The Code of Hammurabi is a well-preserved Babylonian code of law of ancient Mesopotamia, dated back to about 1754 BC (Middle Chronology). It is one of the oldest deciphered writings of significant length in the world. The sixth Babylonian king, Hammurabi, enacted the code. A partial copy exists on a 2.25-meter (7.5 ft) stone stele. It consists of 282 laws, with scaled punishments, adjusting "an eye for an eye, a tooth for a tooth" (lex talionis) as graded based on social stratification depending on social status and gender, of slave versus free, man versus woman.
Nearly half of the code deals with matters of contract, establishing the wages to be paid to an ox driver or a surgeon for example. Other provisions set the terms of a transaction, the liability of a builder for a house that collapses, or property that is damaged while left in the care of another. A third of the code addresses issues concerning household and family relationships such as inheritance, divorce, paternity, and reproductive behaviour. Only one provision appears to impose obligations on an official; this provision establishes that a judge who alters his decision after it is written down is to be fined and removed from the bench permanently. A few provisions address issues related to military service.
The code was discovered by modern archaeologists in 1901, and its editio princeps translation published in 1902 by Jean-Vincent Scheil. This nearly complete example of the code is carved into a basalt stele in the shape of a huge index finger, 2.25 m (7.4 ft) tall. The code is inscribed in the Akkadian language, using cuneiform script carved into the stele.
It is currently on display in the Louvre, with replicas in numerous institutions, including the Oriental Institute at the University of Chicago, the Northwestern Pritzker School of Law in Chicago, the Clendening History of Medicine Library & Museum at the University of Kansas Medical Center, the library of the Theological University of the Reformed Churches in the Netherlands, the Pergamon Museum of Berlin, the Arts Faculty of the University of Leuven in Belgium, the National Museum of Iran in Tehran, and the Department of Anthropology, National Museum of Natural History, Smithsonian Institution, the University Museum at the University of Pennsylvania, the Pushkin State Museum of Fine Arts in Russia, the Prewitt-Allen Archaeological Museum at Corban University, and Museum of the Bible in Washington, DC.
The code on a basalt stele
Two versions of the Code at the Louvre
Hammurabi ruled from 1792 to 1750 BC according to the Middle chronology. In the preface to the law, he states, "Anu and Bel called by name me, Hammurabi, the exalted prince, who feared God, to bring about the rule of righteousness in the land, to destroy the wicked and the evil-doers; so that the strong should not harm the weak; so that I should rule over the black-headed people like Shamash, and enlighten the land, to further the well-being of mankind." On the stone slab are 44 columns and 28 paragraphs that contained 282 laws.
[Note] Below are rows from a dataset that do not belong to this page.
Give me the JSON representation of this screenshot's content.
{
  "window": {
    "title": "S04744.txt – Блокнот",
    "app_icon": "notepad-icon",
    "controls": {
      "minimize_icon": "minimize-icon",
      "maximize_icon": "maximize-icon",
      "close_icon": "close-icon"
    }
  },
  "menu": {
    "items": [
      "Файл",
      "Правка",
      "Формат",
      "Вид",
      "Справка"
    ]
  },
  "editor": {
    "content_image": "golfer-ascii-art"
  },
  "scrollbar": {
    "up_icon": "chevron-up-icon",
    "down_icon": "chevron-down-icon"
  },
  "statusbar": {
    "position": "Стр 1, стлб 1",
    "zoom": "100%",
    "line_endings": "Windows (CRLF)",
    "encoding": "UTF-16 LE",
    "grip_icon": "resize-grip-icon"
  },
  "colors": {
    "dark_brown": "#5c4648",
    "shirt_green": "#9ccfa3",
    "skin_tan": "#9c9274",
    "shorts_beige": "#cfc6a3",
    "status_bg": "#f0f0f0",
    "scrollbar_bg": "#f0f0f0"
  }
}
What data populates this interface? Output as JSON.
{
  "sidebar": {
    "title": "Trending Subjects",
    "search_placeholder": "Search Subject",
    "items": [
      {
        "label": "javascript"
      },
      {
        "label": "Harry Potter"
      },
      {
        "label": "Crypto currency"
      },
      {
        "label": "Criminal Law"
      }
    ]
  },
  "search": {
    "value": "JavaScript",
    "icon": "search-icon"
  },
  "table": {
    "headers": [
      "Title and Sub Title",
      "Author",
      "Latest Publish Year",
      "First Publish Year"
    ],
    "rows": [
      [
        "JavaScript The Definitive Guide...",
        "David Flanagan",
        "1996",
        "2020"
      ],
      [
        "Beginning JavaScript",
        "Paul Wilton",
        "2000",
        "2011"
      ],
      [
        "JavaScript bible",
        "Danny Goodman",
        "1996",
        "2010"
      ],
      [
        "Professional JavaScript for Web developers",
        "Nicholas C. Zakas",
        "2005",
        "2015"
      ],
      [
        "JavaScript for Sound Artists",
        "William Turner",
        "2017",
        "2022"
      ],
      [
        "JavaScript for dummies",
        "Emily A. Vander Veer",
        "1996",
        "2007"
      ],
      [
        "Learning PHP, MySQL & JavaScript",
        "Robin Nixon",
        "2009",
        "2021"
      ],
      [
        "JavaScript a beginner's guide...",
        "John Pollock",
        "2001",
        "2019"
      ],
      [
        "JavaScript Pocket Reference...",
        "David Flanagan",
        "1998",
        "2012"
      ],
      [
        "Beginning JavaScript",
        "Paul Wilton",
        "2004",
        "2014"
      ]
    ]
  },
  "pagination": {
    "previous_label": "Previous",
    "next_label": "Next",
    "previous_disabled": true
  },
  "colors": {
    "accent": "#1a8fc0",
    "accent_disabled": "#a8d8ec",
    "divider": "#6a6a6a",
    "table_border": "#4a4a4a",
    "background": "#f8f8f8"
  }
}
Some of these laws follow along the rules of "an eye for an eye".
It had been taken as plunder by the Elamite king Shutruk-Nahhunte in the 12th century BC and was taken to Susa in Elam (located in the present-day Khuzestan Province of Iran) where it was no longer available to the Babylonian people. However, when Cyrus the Great brought both Babylon and Susa under the rule of his Persian Empire, and placed copies of the document in the
Library of Sippar, the text became available for all the peoples of the vast Persian Empire to view.
In 1901, Egyptologist Gustave Jéquier, a member of an expedition headed by Jacques de Morgan, found the stele containing the Code of Hammurabi during archaeological excavations at the ancient site of Susa in Khuzestan.